Assassin’s Creed II kicks off with plot advancements, movie-style camera angles, lots of dialogue, and movie sequences that cannot be skipped. If you didn’t know better, you’d mistake the game for an RPG. However, this introductory element – and the zillions of story sequences that follow – is merely a necessary addition to a big sequel competing in a marketplace that’s flooded with lengthy stories. Those who care to pay attention will discover a tale that is solid, usually well acted, and is wholeheartedly impressive for a video game.
But if your mind wanders when one of the characters starts to ramble, or if you lose interest when the lower-quality voice-actors appear (it happened to me, so I’m speaking from experience), never fear: while several of the sequences hold clues to your mission, you don’t need to follow the story to know what’s going on. The game caters beautifully to those who only care about the gameplay. The latest objective can be viewed at any time via the pause menu, and with significant characters clearly noted (and often glowing) within the environment, it’s highly unlikely that you will become lost or confused.
Review Scoring Details for Assassin's Creed II
Just like the first Assassin's Creed but several times more exciting, more engrossing, and free of all the time-wasting nonsense. In this game, when you're wasting time you won't even realize it.
A beautiful game... Two years ago. Today, Assassin's Creed – I mean Assassin's Creed II (boy, it's hard to tell them apart!) – is attractive. But attractive really doesn't cut it, especially when you factor in the glitches and unnecessary graphical flaws.
Great music that isn't used nearly enough. The sound effects are stellar, and the voice acting is mostly good. But be prepared for a few disasters: not every actor in this game is worthy of being called an actor.

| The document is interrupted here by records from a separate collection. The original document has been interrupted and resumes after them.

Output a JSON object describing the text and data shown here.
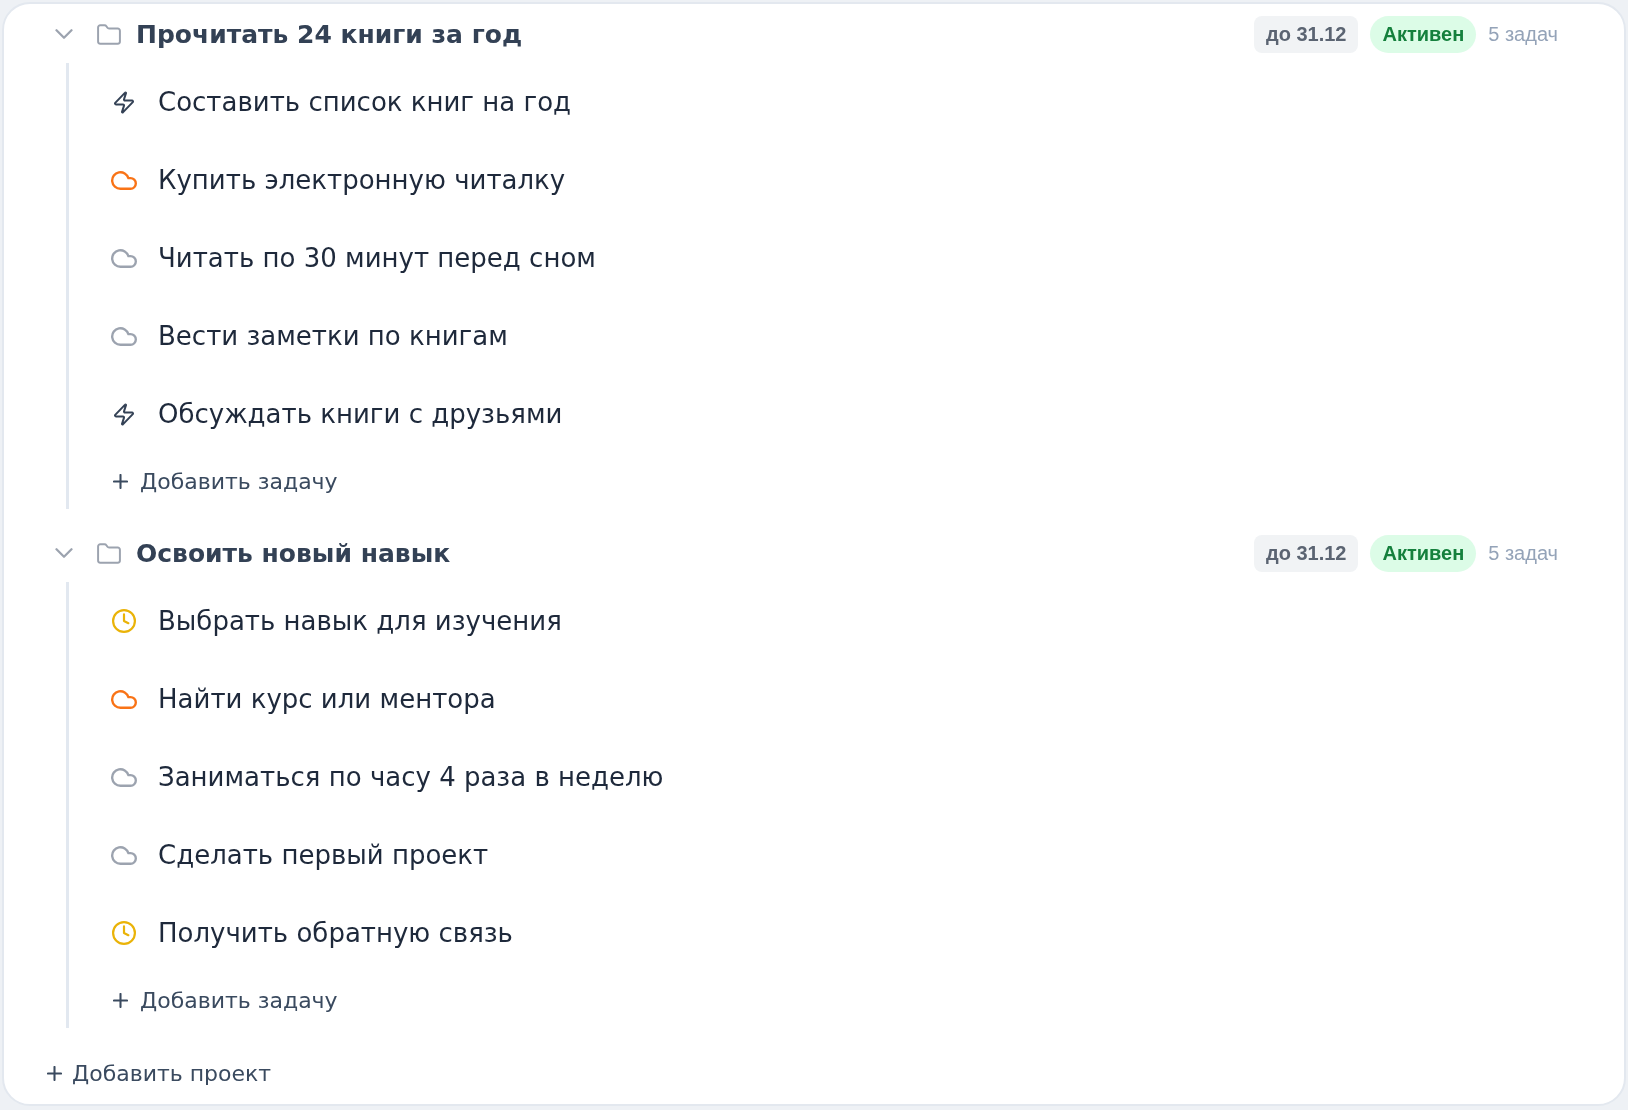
{
  "projects": [
    {
      "title": "Прочитать 24 книги за год",
      "expanded": true,
      "deadline": "до 31.12",
      "status": "Активен",
      "task_count": "5 задач",
      "tasks": [
        {
          "kind": "bolt",
          "color": "#334155",
          "title": "Составить список книг на год"
        },
        {
          "kind": "cloud",
          "color": "#f97316",
          "title": "Купить электронную читалку"
        },
        {
          "kind": "cloud",
          "color": "#9ca3af",
          "title": "Читать по 30 минут перед сном"
        },
        {
          "kind": "cloud",
          "color": "#9ca3af",
          "title": "Вести заметки по книгам"
        },
        {
          "kind": "bolt",
          "color": "#334155",
          "title": "Обсуждать книги с друзьями"
        }
      ],
      "add_task_button": "Добавить задачу"
    },
    {
      "title": "Освоить новый навык",
      "expanded": true,
      "deadline": "до 31.12",
      "status": "Активен",
      "task_count": "5 задач",
      "tasks": [
        {
          "kind": "clock",
          "color": "#eab308",
          "title": "Выбрать навык для изучения"
        },
        {
          "kind": "cloud",
          "color": "#f97316",
          "title": "Найти курс или ментора"
        },
        {
          "kind": "cloud",
          "color": "#9ca3af",
          "title": "Заниматься по часу 4 раза в неделю"
        },
        {
          "kind": "cloud",
          "color": "#9ca3af",
          "title": "Сделать первый проект"
        },
        {
          "kind": "clock",
          "color": "#eab308",
          "title": "Получить обратную связь"
        }
      ],
      "add_task_button": "Добавить задачу"
    }
  ],
  "add_project_button": "Добавить проект"
}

Assassin's Creed II isn't really an "easy" game, but it's not a hard one either. It was definitely made for the mainstream, slightly skilled gamer, allowing just about anyone who played the original – or any other recent action game – to survive on the basics alone.
It's not stealth-action redefined, but it is stealth-action that has been taken much further than the original Assassin's Creed.
Assassin's Creed II is more than a great sequel because it does things the first game couldn't even hope to accomplish. There are tons of surprises in store, so if you enjoyed the original – or even if you only kind of liked it – this is one of those sequels that absolutely must be played.